But somehow, through the ages, that’s not the message that churches have taken.
And churches have not only obsessively focused on Mary’s virginity; they have made it an ideal for all young people – especially for those categorized as girls and young women.
Many of our sibling churches still put a heavy emphasis on virginity and purity. You may meet people who are wrestling with those “purity culture” messages as they try to build healthy intimate relationships.
Physical intimacy and our choices about it matter, of course.
But I think a lot of the reasons for this focus among some churches and church leaders, over the centuries, are more people-reasons than God-reasons.
Reasons like controlling young women’s behavior, and making sure men know whose children they’re raising.
When the word virgin starts cropping up all over the place in our churches as Christmas approaches, it’s weird because it can evoke or trigger all that stuff.
And it’s weird because out there in the culture virgin is also often used as an insult, especially for young men and amab folks.
When I was in my teens, the message was pretty clearly that girls are bad if they’re not virgins and boys are bad if they are – which was a heck of a double-bind, especially for the straight kids.
My sense is that today the cultural messaging around all that is more complicated, but not necessarily better.
And that there’s still a lot of potential for confusion and shame.
Here’s what I want for the youth and young people of this church. I want physical intimacy to be something you are able to choose freely, if and when you want it, with joy and curiosity and safety, and with somebody who thinks you’re amazing.
I want you to know that your value, your worth, in church and in the world and before God, does not depend on what you have or have not done with your body.

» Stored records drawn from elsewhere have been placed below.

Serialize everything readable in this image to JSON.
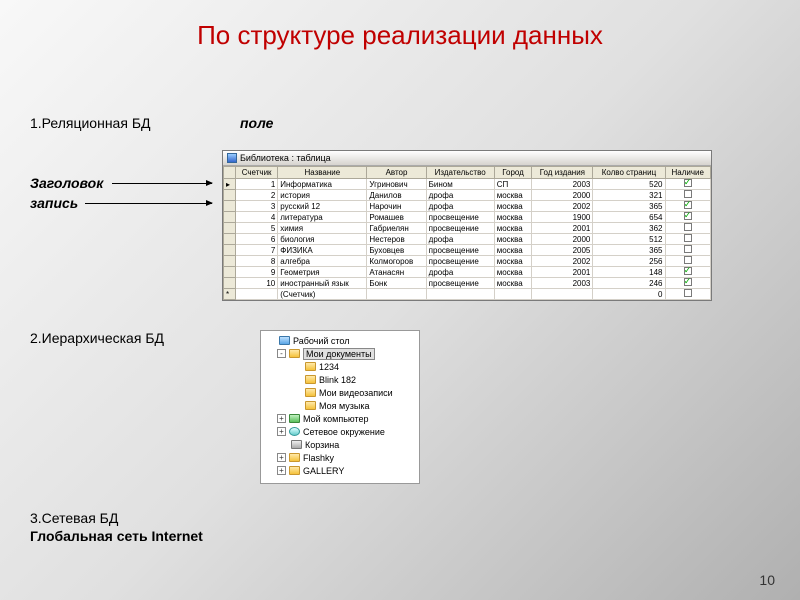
{
  "title": "По структуре реализации данных",
  "labels": {
    "relational": "1.Реляционная БД",
    "field": "поле",
    "header": "Заголовок",
    "record": "запись",
    "hierarchical": "2.Иерархическая БД",
    "network": "3.Сетевая БД",
    "internet": "Глобальная сеть Internet"
  },
  "table": {
    "title": "Библиотека : таблица",
    "columns": [
      "Счетчик",
      "Название",
      "Автор",
      "Издательство",
      "Город",
      "Год издания",
      "Колво страниц",
      "Наличие"
    ],
    "rows": [
      {
        "n": 1,
        "name": "Информатика",
        "author": "Угринович",
        "pub": "Бином",
        "city": "СП",
        "year": 2003,
        "pages": 520,
        "avail": true
      },
      {
        "n": 2,
        "name": "история",
        "author": "Данилов",
        "pub": "дрофа",
        "city": "москва",
        "year": 2000,
        "pages": 321,
        "avail": false
      },
      {
        "n": 3,
        "name": "русский 12",
        "author": "Нарочин",
        "pub": "дрофа",
        "city": "москва",
        "year": 2002,
        "pages": 365,
        "avail": true
      },
      {
        "n": 4,
        "name": "литература",
        "author": "Ромашев",
        "pub": "просвещение",
        "city": "москва",
        "year": 1900,
        "pages": 654,
        "avail": true
      },
      {
        "n": 5,
        "name": "химия",
        "author": "Габриелян",
        "pub": "просвещение",
        "city": "москва",
        "year": 2001,
        "pages": 362,
        "avail": false
      },
      {
        "n": 6,
        "name": "биология",
        "author": "Нестеров",
        "pub": "дрофа",
        "city": "москва",
        "year": 2000,
        "pages": 512,
        "avail": false
      },
      {
        "n": 7,
        "name": "ФИЗИКА",
        "author": "Буховцев",
        "pub": "просвещение",
        "city": "москва",
        "year": 2005,
        "pages": 365,
        "avail": false
      },
      {
        "n": 8,
        "name": "алгебра",
        "author": "Колмогоров",
        "pub": "просвещение",
        "city": "москва",
        "year": 2002,
        "pages": 256,
        "avail": false
      },
      {
        "n": 9,
        "name": "Геометрия",
        "author": "Атанасян",
        "pub": "дрофа",
        "city": "москва",
        "year": 2001,
        "pages": 148,
        "avail": true
      },
      {
        "n": 10,
        "name": "иностранный язык",
        "author": "Бонк",
        "pub": "просвещение",
        "city": "москва",
        "year": 2003,
        "pages": 246,
        "avail": true
      }
    ],
    "footer": {
      "label": "(Счетчик)",
      "pages": 0
    }
  },
  "tree": {
    "items": [
      {
        "level": 0,
        "exp": "",
        "icon": "blue",
        "text": "Рабочий стол",
        "sel": false
      },
      {
        "level": 1,
        "exp": "-",
        "icon": "folder",
        "text": "Мои документы",
        "sel": true
      },
      {
        "level": 2,
        "exp": "",
        "icon": "folder",
        "text": "1234",
        "sel": false
      },
      {
        "level": 2,
        "exp": "",
        "icon": "folder",
        "text": "Blink 182",
        "sel": false
      },
      {
        "level": 2,
        "exp": "",
        "icon": "folder",
        "text": "Мои видеозаписи",
        "sel": false
      },
      {
        "level": 2,
        "exp": "",
        "icon": "folder",
        "text": "Моя музыка",
        "sel": false
      },
      {
        "level": 1,
        "exp": "+",
        "icon": "green",
        "text": "Мой компьютер",
        "sel": false
      },
      {
        "level": 1,
        "exp": "+",
        "icon": "blob",
        "text": "Сетевое окружение",
        "sel": false
      },
      {
        "level": 1,
        "exp": "",
        "icon": "bin",
        "text": "Корзина",
        "sel": false
      },
      {
        "level": 1,
        "exp": "+",
        "icon": "folder",
        "text": "Flashky",
        "sel": false
      },
      {
        "level": 1,
        "exp": "+",
        "icon": "folder",
        "text": "GALLERY",
        "sel": false
      }
    ]
  },
  "page_number": "10"
}
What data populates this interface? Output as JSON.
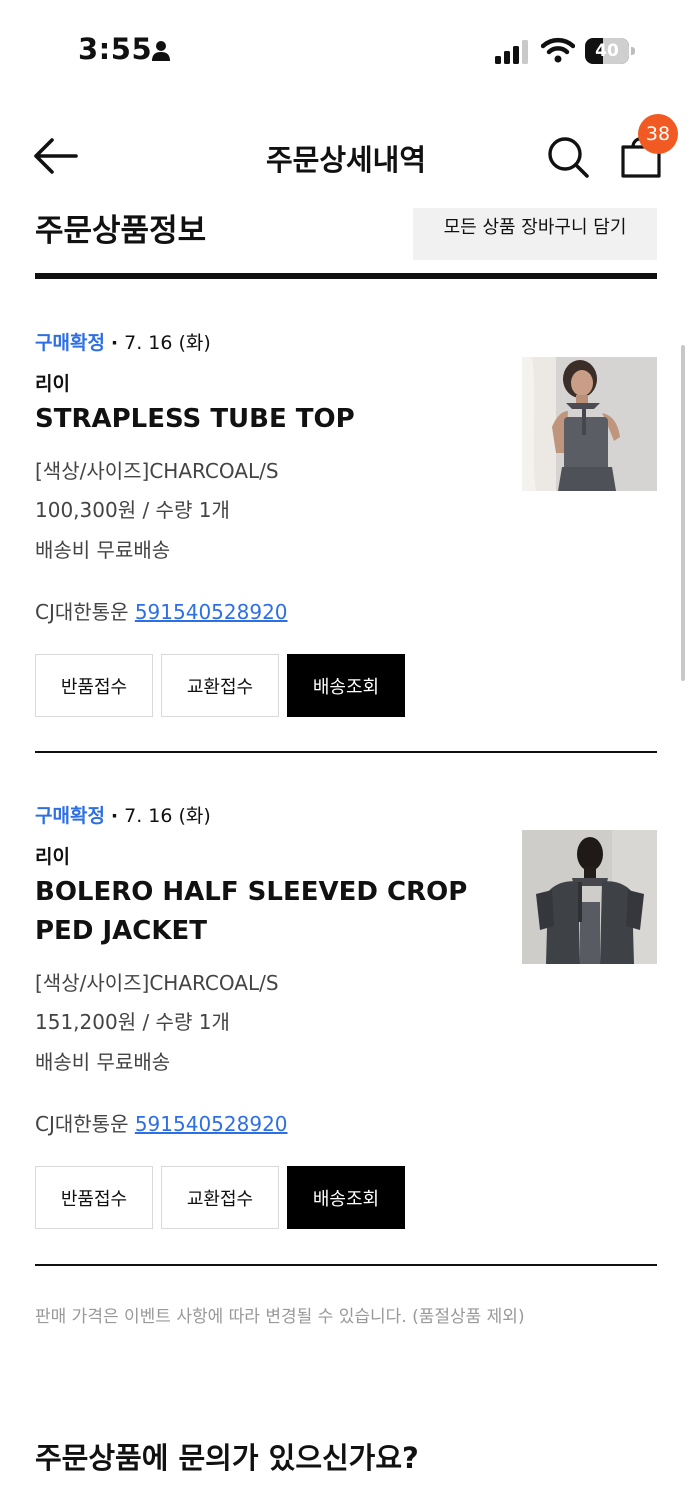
{
  "status_bar": {
    "time": "3:55",
    "battery": "40",
    "battery_level": 0.4
  },
  "header": {
    "title": "주문상세내역",
    "cart_count": "38"
  },
  "section": {
    "title": "주문상품정보",
    "add_all_button": "모든 상품 장바구니 담기"
  },
  "items": [
    {
      "status": "구매확정",
      "separator": "·",
      "date": "7. 16 (화)",
      "brand": "리이",
      "name": "STRAPLESS TUBE TOP",
      "option": "[색상/사이즈]CHARCOAL/S",
      "price_qty": "100,300원 / 수량 1개",
      "shipping": "배송비 무료배송",
      "courier": "CJ대한통운",
      "tracking_number": "591540528920",
      "actions": [
        "반품접수",
        "교환접수",
        "배송조회"
      ]
    },
    {
      "status": "구매확정",
      "separator": "·",
      "date": "7. 16 (화)",
      "brand": "리이",
      "name": "BOLERO HALF SLEEVED CROPPED JACKET",
      "option": "[색상/사이즈]CHARCOAL/S",
      "price_qty": "151,200원 / 수량 1개",
      "shipping": "배송비 무료배송",
      "courier": "CJ대한통운",
      "tracking_number": "591540528920",
      "actions": [
        "반품접수",
        "교환접수",
        "배송조회"
      ]
    }
  ],
  "notice": "판매 가격은 이벤트 사항에 따라 변경될 수 있습니다. (품절상품 제외)",
  "inquiry_title": "주문상품에 문의가 있으신가요?",
  "colors": {
    "status_blue": "#2f6fe4",
    "badge_orange": "#f15a22",
    "solid_button": "#000000"
  }
}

And I want you to be able look to Mary, the mother of God, and not see some icon of purity and perfection we can never live up to, but a young woman – youth group aged! – whom we honor for her courage, her faith in God’s purposes, and her vision for a better world.